The first report focuses on how the departments of Defense, State, Treasury and Justice and the U.S. Agency for International Development understood the risks of corruption in Afghanistan, how the U.S. response to corruption evolved and the effectiveness of that response.

Since 2001, the United States has provided more than $100 billion in aid for reconstruction efforts in Afghanistan. The amount of aid at times exceeded Afghanistan’s gross domestic product and often far exceeded the 15 to 45 percent of GDP a developing state is typically considered able to absorb, according to the report.

“In Afghanistan, spillover from more than $100 billion in reconstruction assistance contributed to pervasive corruption, illicit activity and other adverse effects that distorted economic norms and undermined state legitimacy,” the report says.

At the same time, the United States provided too little oversight to prevent embezzlement, bribery, fraud and other forms of corruption, according to the report.

“In a conflict environment, oversight is difficult, but our systems of accountability are also poor,” an unnamed former senior U.S. official is quoted as saying in the report.

“So when you push large amounts of money through and there’s no way to pull it back, it creates an incentive for corruption. The environment in which you are operating shifts and corrupt actors create ways to bleed the system for all it is worth because they know the money will keep flowing no matter what they do, and they can make more by being corrupt than non-corrupt.”

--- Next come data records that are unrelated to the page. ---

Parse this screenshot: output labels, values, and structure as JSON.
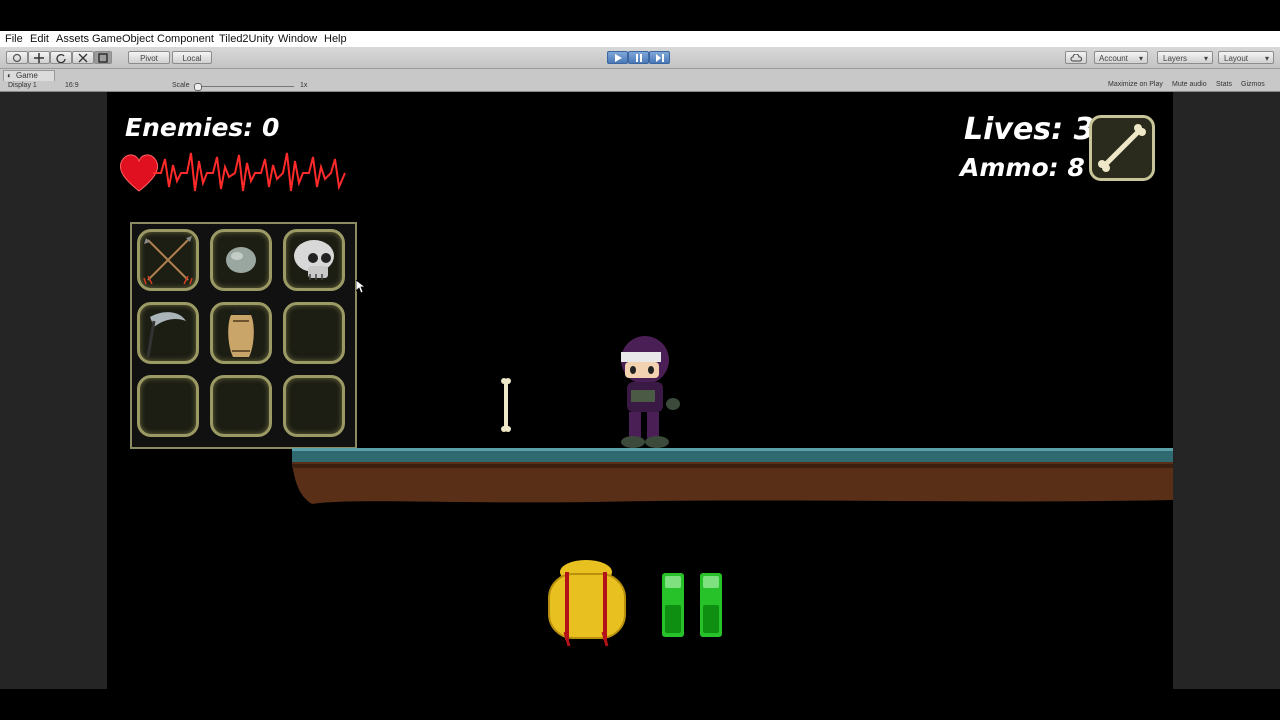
{
  "menu": [
    "File",
    "Edit",
    "Assets",
    "GameObject",
    "Component",
    "Tiled2Unity",
    "Window",
    "Help"
  ],
  "toolbar": {
    "pivot_label": "Pivot",
    "local_label": "Local",
    "account_label": "Account",
    "layers_label": "Layers",
    "layout_label": "Layout"
  },
  "game_tab": {
    "title": "Game",
    "display": "Display 1",
    "aspect": "16:9",
    "scale_label": "Scale",
    "scale_value": "1x",
    "maximize_on_play": "Maximize on Play",
    "mute_audio": "Mute audio",
    "stats": "Stats",
    "gizmos": "Gizmos"
  },
  "hud": {
    "enemies": "Enemies: 0",
    "lives": "Lives: 3",
    "ammo": "Ammo: 8",
    "equipped_icon": "bone-icon"
  },
  "inventory": {
    "slots": [
      "crossed-arrows-icon",
      "stone-icon",
      "skull-icon",
      "scythe-icon",
      "urn-icon",
      "",
      "",
      "",
      ""
    ]
  },
  "colors": {
    "heart": "#e01020",
    "slot_border": "#9c9a64",
    "ground_top": "#2f6a70",
    "ground_dirt": "#5a2f18",
    "pause_green": "#27c22a",
    "backpack": "#e8c020",
    "play_active": "#5b86c4"
  }
}
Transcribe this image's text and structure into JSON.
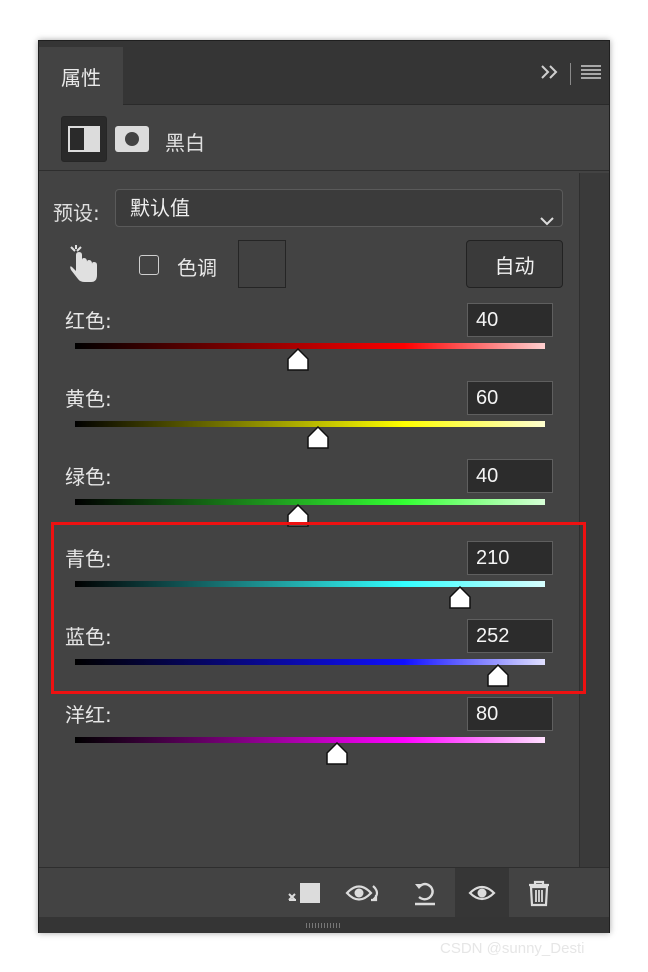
{
  "panel": {
    "tab_title": "属性",
    "adjustment_title": "黑白"
  },
  "preset": {
    "label": "预设:",
    "value": "默认值"
  },
  "tint": {
    "label": "色调",
    "checked": false
  },
  "auto_button": "自动",
  "sliders": [
    {
      "name": "red",
      "label": "红色:",
      "value": "40",
      "fraction": 0.475,
      "gradient": [
        "#000000",
        "#ff0000",
        "#ffd0d0"
      ]
    },
    {
      "name": "yellow",
      "label": "黄色:",
      "value": "60",
      "fraction": 0.517,
      "gradient": [
        "#000000",
        "#ffff00",
        "#ffffd0"
      ]
    },
    {
      "name": "green",
      "label": "绿色:",
      "value": "40",
      "fraction": 0.475,
      "gradient": [
        "#000000",
        "#33ff33",
        "#d8ffd8"
      ]
    },
    {
      "name": "cyan",
      "label": "青色:",
      "value": "210",
      "fraction": 0.82,
      "gradient": [
        "#000000",
        "#33ffff",
        "#d8ffff"
      ]
    },
    {
      "name": "blue",
      "label": "蓝色:",
      "value": "252",
      "fraction": 0.9,
      "gradient": [
        "#000000",
        "#1010ff",
        "#e0e0ff"
      ]
    },
    {
      "name": "magenta",
      "label": "洋红:",
      "value": "80",
      "fraction": 0.557,
      "gradient": [
        "#000000",
        "#ff00ff",
        "#ffe0ff"
      ]
    }
  ],
  "colors": {
    "panel_bg": "#434343",
    "highlight": "#ee1111"
  },
  "footer_icons": [
    "clip-to-layer-icon",
    "view-previous-state-icon",
    "reset-icon",
    "visibility-eye-icon",
    "trash-icon"
  ],
  "watermark": "CSDN @sunny_Desti"
}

The United State didn’t realize the magnitude of the corruption problem until 2010 when an aide to then-President Hamid Karzai was arrested and the Kabul Bank nearly collapsed, according to the report.

After that, anti-corruption efforts “had some success,” the report says, but “they were not unified by an overarching strategy and were largely tactical.”

The report provides a slew of recommendations to Congress and the executive branch to avoid such issues in the future. For example, the report says Congress should consider legislation that specifies anti-corruption is a national security priority, authorizes sanctions against individual who engage in corruption and require relevant agencies to establish a joint vetting operation to better vet contractors in war zones.

For the executive branch, the report recommends an interagency task force on corruption, senior anti-corruption officials at relevant agencies and anti-corruption offices at relevant agencies, among 11 recommendations. 

“The U.S. government should make anti-corruption efforts a top priority in contingency operations to prevent systemic corruption from undermining U.S. strategic goals,” the report says. “Corruption significantly undermined the U.S. mission in Afghanistan by damaging the legitimacy of the Afghan government, strengthening popular support for the insurgency and channeling material resources to insurgent groups.”